**Work required**. Go through the records below and report each line with "icon" in it.

Data records for software interfaces
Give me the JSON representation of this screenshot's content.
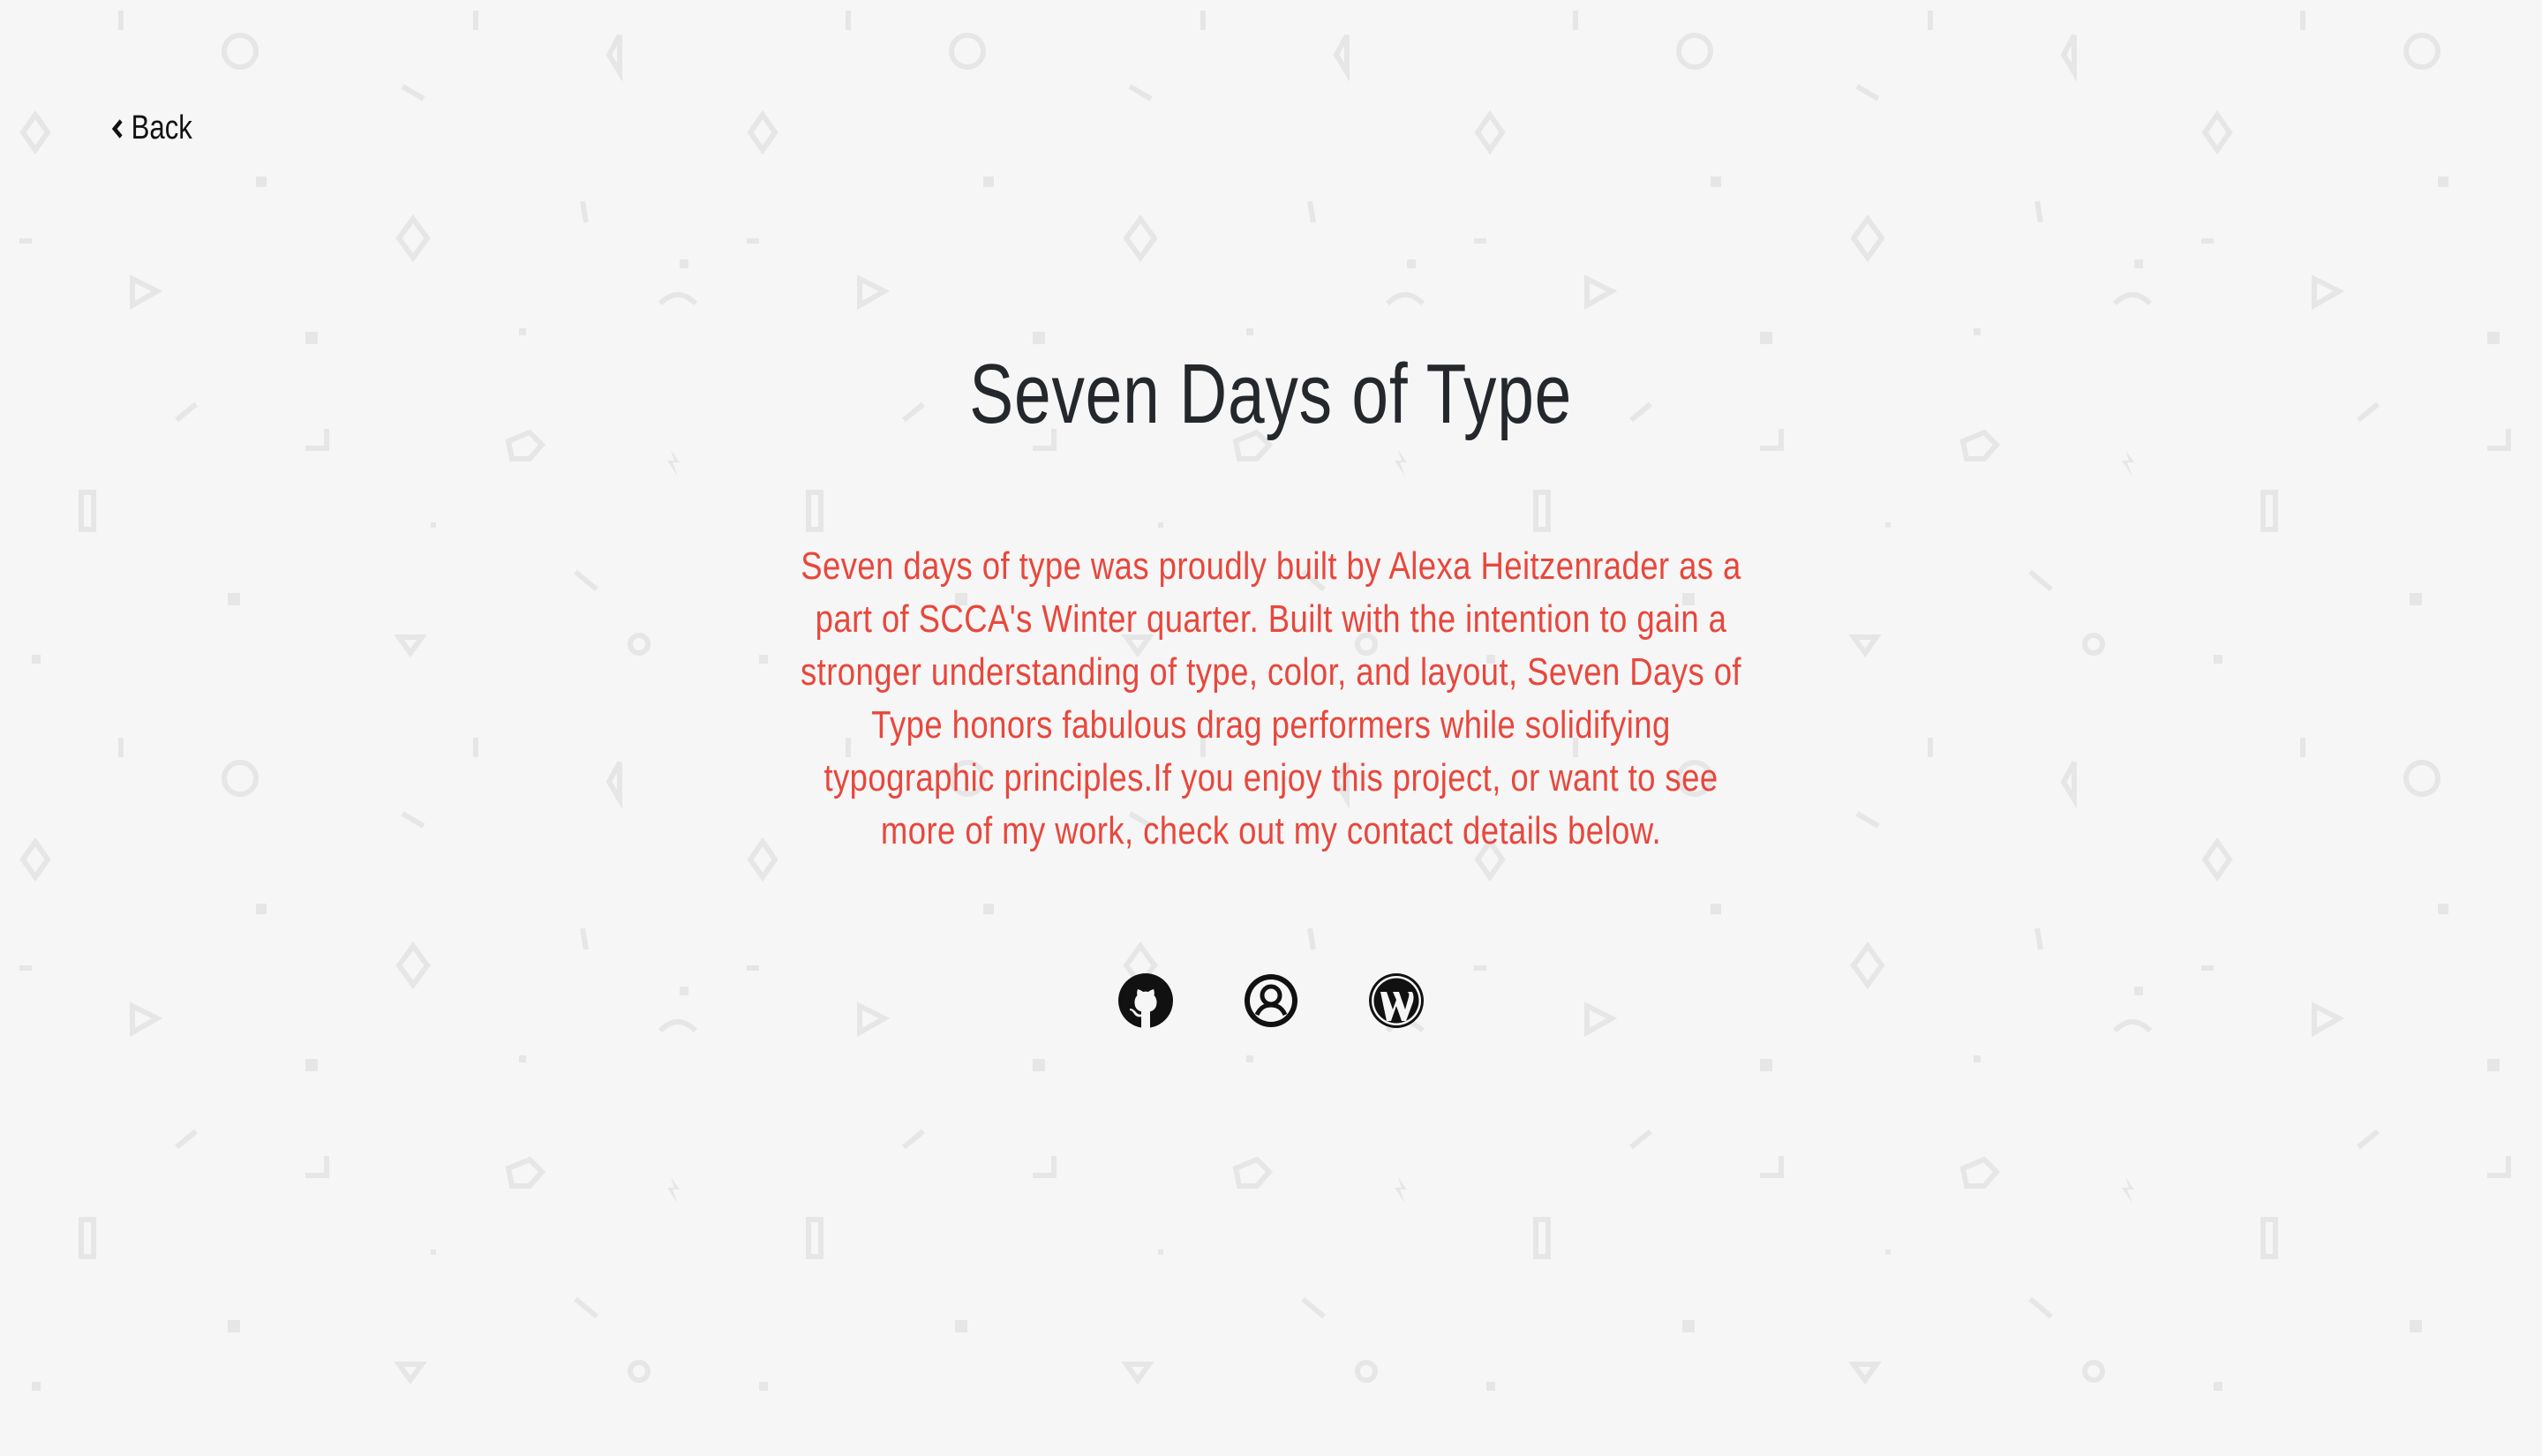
{
  "nav": {
    "back_label": "Back"
  },
  "page": {
    "title": "Seven Days of Type",
    "description": "Seven days of type was proudly built by Alexa Heitzenrader as a part of SCCA's Winter quarter. Built with the intention to gain a stronger understanding of type, color, and layout, Seven Days of Type honors fabulous drag performers while solidifying typographic principles.If you enjoy this project, or want to see more of my work, check out my contact details below."
  },
  "socials": [
    {
      "icon": "github-icon"
    },
    {
      "icon": "user-circle-icon"
    },
    {
      "icon": "wordpress-icon"
    }
  ],
  "colors": {
    "background": "#f6f6f6",
    "title": "#24272b",
    "accent": "#e8473c",
    "pattern": "#e9e9e9"
  }
}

**Written reply**.
      "icon": "github-icon"
      "icon": "user-circle-icon"
      "icon": "wordpress-icon"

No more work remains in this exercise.